◆ ASSIGNED TASK ◆
Write out the data exactly as given, dropping every picture.

--- DATA ---

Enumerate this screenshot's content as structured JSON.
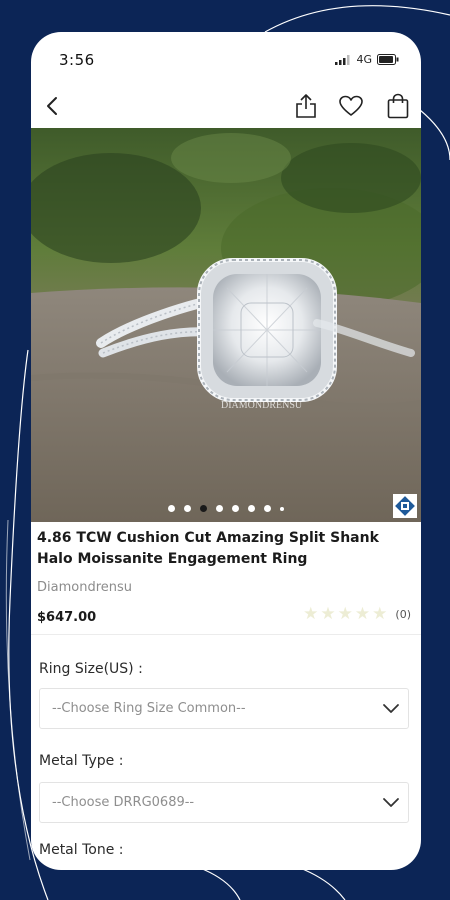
{
  "status_bar": {
    "time": "3:56",
    "network": "4G"
  },
  "app_bar": {
    "back_icon": "chevron-left-icon",
    "share_icon": "share-icon",
    "wishlist_icon": "heart-icon",
    "cart_icon": "shopping-bag-icon"
  },
  "hero": {
    "slide_count": 8,
    "active_slide": 3,
    "watermark": "DIAMONDRENSU"
  },
  "product": {
    "title": "4.86 TCW Cushion Cut Amazing Split Shank Halo Moissanite Engagement Ring",
    "brand": "Diamondrensu",
    "price": "$647.00",
    "rating_stars": 0,
    "rating_count": "(0)"
  },
  "options": [
    {
      "label": "Ring Size(US) :",
      "placeholder": "--Choose Ring Size Common--"
    },
    {
      "label": "Metal Type :",
      "placeholder": "--Choose DRRG0689--"
    },
    {
      "label": "Metal Tone :"
    }
  ],
  "colors": {
    "background": "#0c2556",
    "accent": "#1a1a1a"
  }
}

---

◆ WRITTEN RESPONSE ◆
Enumerate this screenshot's content as structured JSON.
{
  "status_bar": {
    "time": "3:56",
    "network": "4G"
  },
  "app_bar": {
    "back_icon": "chevron-left-icon",
    "share_icon": "share-icon",
    "wishlist_icon": "heart-icon",
    "cart_icon": "shopping-bag-icon"
  },
  "hero": {
    "slide_count": 8,
    "active_slide": 3,
    "watermark": "DIAMONDRENSU"
  },
  "product": {
    "title": "4.86 TCW Cushion Cut Amazing Split Shank Halo Moissanite Engagement Ring",
    "brand": "Diamondrensu",
    "price": "$647.00",
    "rating_stars": 0,
    "rating_count": "(0)"
  },
  "options": [
    {
      "label": "Ring Size(US) :",
      "placeholder": "--Choose Ring Size Common--"
    },
    {
      "label": "Metal Type :",
      "placeholder": "--Choose DRRG0689--"
    },
    {
      "label": "Metal Tone :"
    }
  ],
  "colors": {
    "background": "#0c2556",
    "accent": "#1a1a1a"
  }
}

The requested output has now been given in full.